This fall, Malone and Paul Meister, the coordinator of academic services for the Department of Geography, Geology, and the Environment, recently added to Powell’s legacy by taking a collection of artifacts from his travels to a new home at the Natural History Museum at Utah.
“We wanted these items preserved in a way that they can be studied, and by people who understand their cultural significance,” said Malone. Items included a number of baskets, a child’s blanket, moccasins, and a wooden bow thought to be collected during an 1868 exploration.
“What is amazing is that the original string is still on the bow,” said Meister. “And restorers have found sunflower seeds in the weaving of the baskets.
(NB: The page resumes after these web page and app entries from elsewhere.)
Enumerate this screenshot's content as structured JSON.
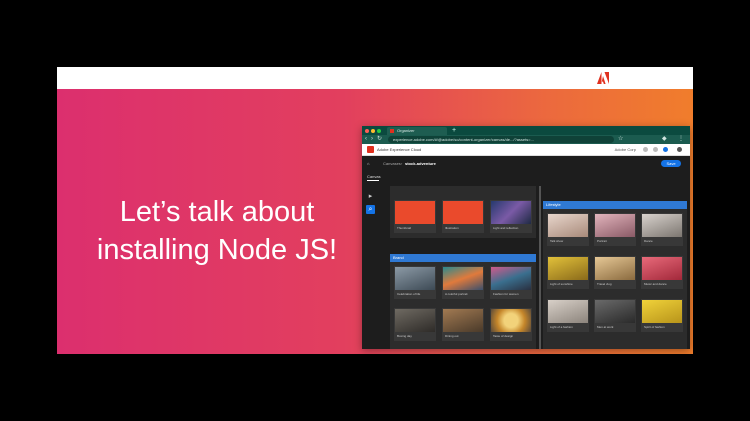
{
  "slide": {
    "headline_line1": "Let’s talk about",
    "headline_line2": "installing Node JS!",
    "logo_icon": "adobe-logo-icon",
    "gradient_colors": [
      "#dc2f6e",
      "#ec6a3d",
      "#f07d2c"
    ]
  },
  "browser": {
    "tab_title": "Organizer",
    "url": "experience.adobe.com/#/@adobe/so/content-organizer/canvas/de.../?assets=...",
    "app_title": "Adobe Experience Cloud",
    "user_label": "Adobe Corp",
    "breadcrumb": [
      "Canvases",
      "stock-adventure"
    ],
    "save_label": "Save",
    "canvas_tab": "Canvas",
    "panels": [
      {
        "label": "",
        "cards": [
          {
            "caption": "Thumbnail",
            "color": "#ea4a2c"
          },
          {
            "caption": "Illustration",
            "color": "#ea4a2c"
          },
          {
            "caption": "Light and reflection",
            "color": "#3a3f63"
          }
        ]
      },
      {
        "label": "Brand",
        "cards": [
          {
            "caption": "Celebration of life",
            "color": "#5d6a74"
          },
          {
            "caption": "A colorful portrait",
            "color": "#4e6f7d"
          },
          {
            "caption": "Fashion for women",
            "color": "#46566a"
          },
          {
            "caption": "Boxing day",
            "color": "#6c6458"
          },
          {
            "caption": "Dining out",
            "color": "#8a6b4e"
          },
          {
            "caption": "Taste of design",
            "color": "#c5a451"
          }
        ]
      },
      {
        "label": "Lifestyle",
        "cards": [
          {
            "caption": "Talk show",
            "color": "#c9b3a8"
          },
          {
            "caption": "Portrait",
            "color": "#d0a0a8"
          },
          {
            "caption": "Dance",
            "color": "#b9b2ad"
          },
          {
            "caption": "Light of sunshine",
            "color": "#c9a32a"
          },
          {
            "caption": "Travel vlog",
            "color": "#c8aa74"
          },
          {
            "caption": "Music and dance",
            "color": "#d44a5a"
          },
          {
            "caption": "Light of a fashion",
            "color": "#b0a79e"
          },
          {
            "caption": "Men at work",
            "color": "#4a4a4a"
          },
          {
            "caption": "Spirit of fashion",
            "color": "#d6b62c"
          }
        ]
      }
    ]
  }
}
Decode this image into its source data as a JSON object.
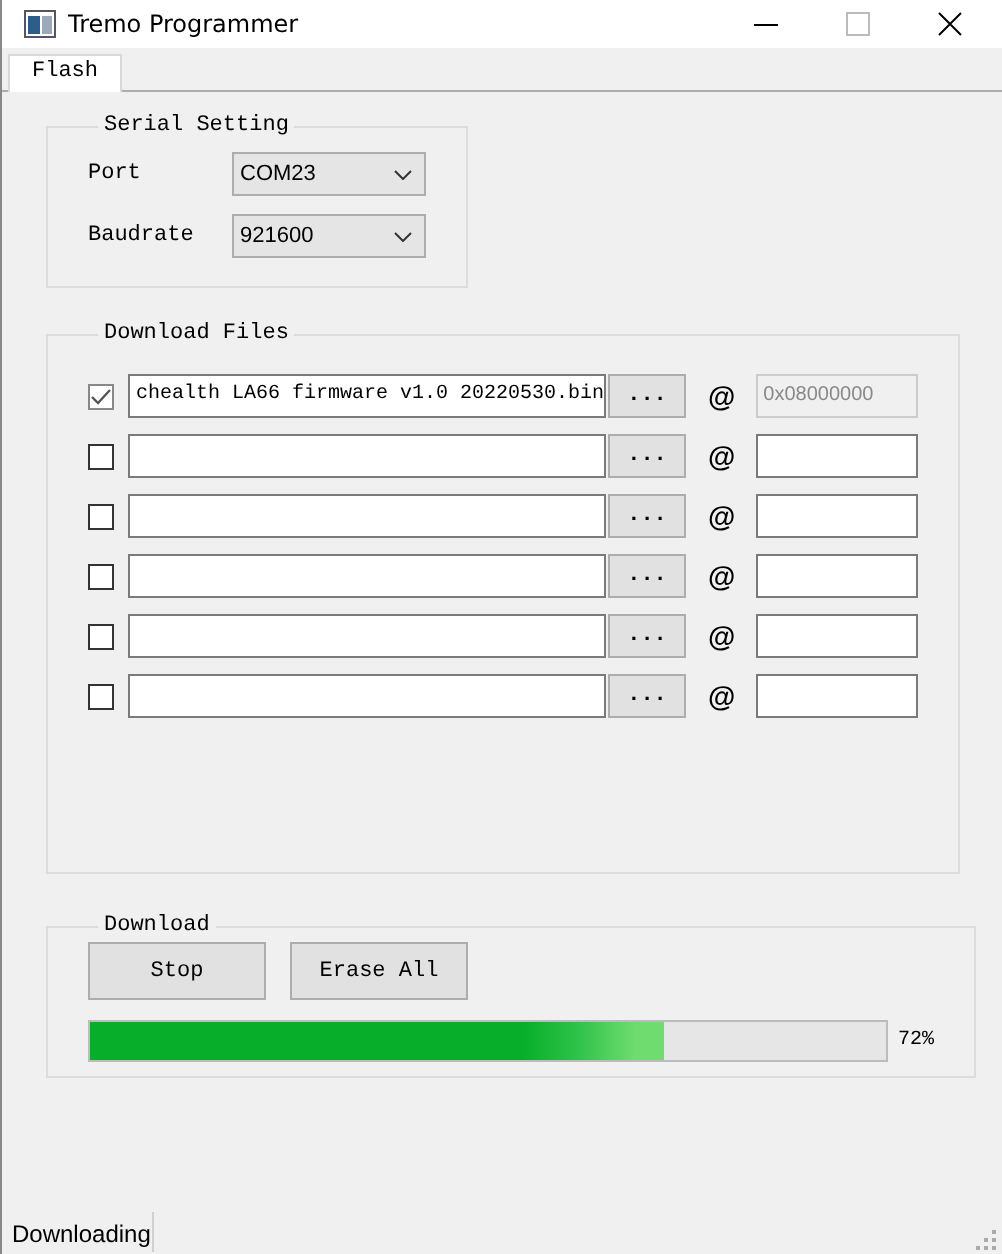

These pieces are a find for the museum.”
Lisbeth Louderback, curator of archeology for the Natural History Museum of Utah, agreed. “Evidence of heavy use can still be found embedded in the objects, and may tell us more about how people lived,” she said. “The return of these remarkable artifacts connects us to Powell’s legacy and the lives of the native people who made them.”
Of the thousands of artifacts Powell collected during his fieldwork, some went to Washington, D.C. when he became the first director of the U.S. Bureau of Ethnology (which later came under the Smithsonian Institution). And some stayed in Illinois in museums and universities, including Illinois State.
At ISU, the Powell artifacts traveled to different buildings on campus—from offices in Old Main where Powell worked, to Williams and Schroeder halls—before finding a home across from the department’s main office in Felmley Hall. It was there that Malone showed the items to Marjorie Chan, a professor of geology from the University of Utah, who was visiting for a lecture on Mars. “She immediately recognized the artifacts as Native American, and probably from the Ute tribe of Utah,” said Malone, who contacted the Utah Natural History Museum to see if there was interest in displaying the items.
Meister worked closely with Louderback to carefully ship the items for display. “When FedEX asked me the amount of insurance I wanted, I asked them, “Do you have a level for priceless items? We were told these are priceless,” said Meister.
Malone and Meister have discussed what future items might be returned to the museum, in exchange for replicas that can be displayed at Felmley Hall. “Powell’s travels are part of the Illinois State heritage, but they are part of the heritage of many other groups as well,” said Malone, who will continue with annual field camps with geology students. “It’s good to know the legacy of his work will continue.”